"I have always fought to keep the Pell Grant competitive with the rising cost of tuition," Baldwin said. "As more and more students necessarily need to take out student loans, which again saddens me because they emerge from college with a significant debt burden, so we have got to keep those interest rates affordable."
"I introduced an amendment two weeks ago to the Paul Ryan Budget, to prevent significant increase in the Stafford Loan interest rates this summer. Right now they are 3.4 percent. They are scheduled to double to 6.8 percent this summer if Congress doesn’t act, and I think we have to act because education is a key to our growth."

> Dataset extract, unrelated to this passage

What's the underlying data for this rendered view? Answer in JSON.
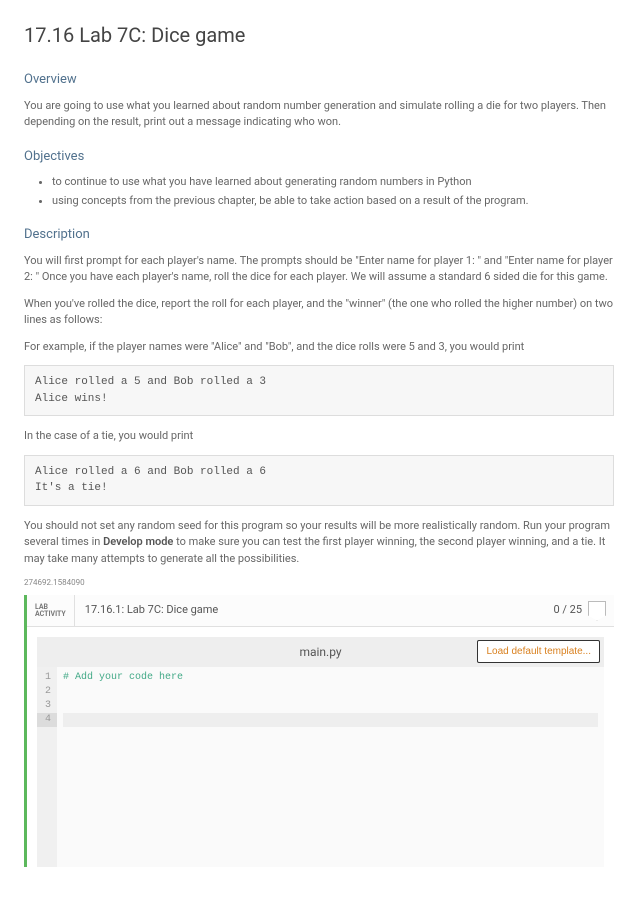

Baldwin also emphasized the need to support the UW System, which currently receives 17 percent of its budget from the state.
"We have seen an incredible shrinking of the amount of support that the state of Wisconsin gives to its state college and university system," Baldwin said. "It’s hardly able to call itself a public university anymore, which saddens me greatly."
Baldwin says the youth vote has always been very important to her, going back to her first elected position as a member of the Dane County Board of Supervisors while she was still a student at the University of Wisconsin – Madison.
"Know your power, because you have power," Baldwin said. "Your campus has a tremendous reputation for student activism."
Baldwin specifically mentioned the voter ID law that was passed last summer, and is currently the subject of four different lawsuits, saying the provisions in the bill that specifically excluded UW System IDs from being used were to silence the youth vote.
If elected to the senate, Baldwin would be the first openly gay member of the senate. Baldwin says this would change the conversation about LGBT issues. She mentions that instead of senate members talking about you, they are talking with you.
"It literally changes the dynamic of the conversation," Baldwin said.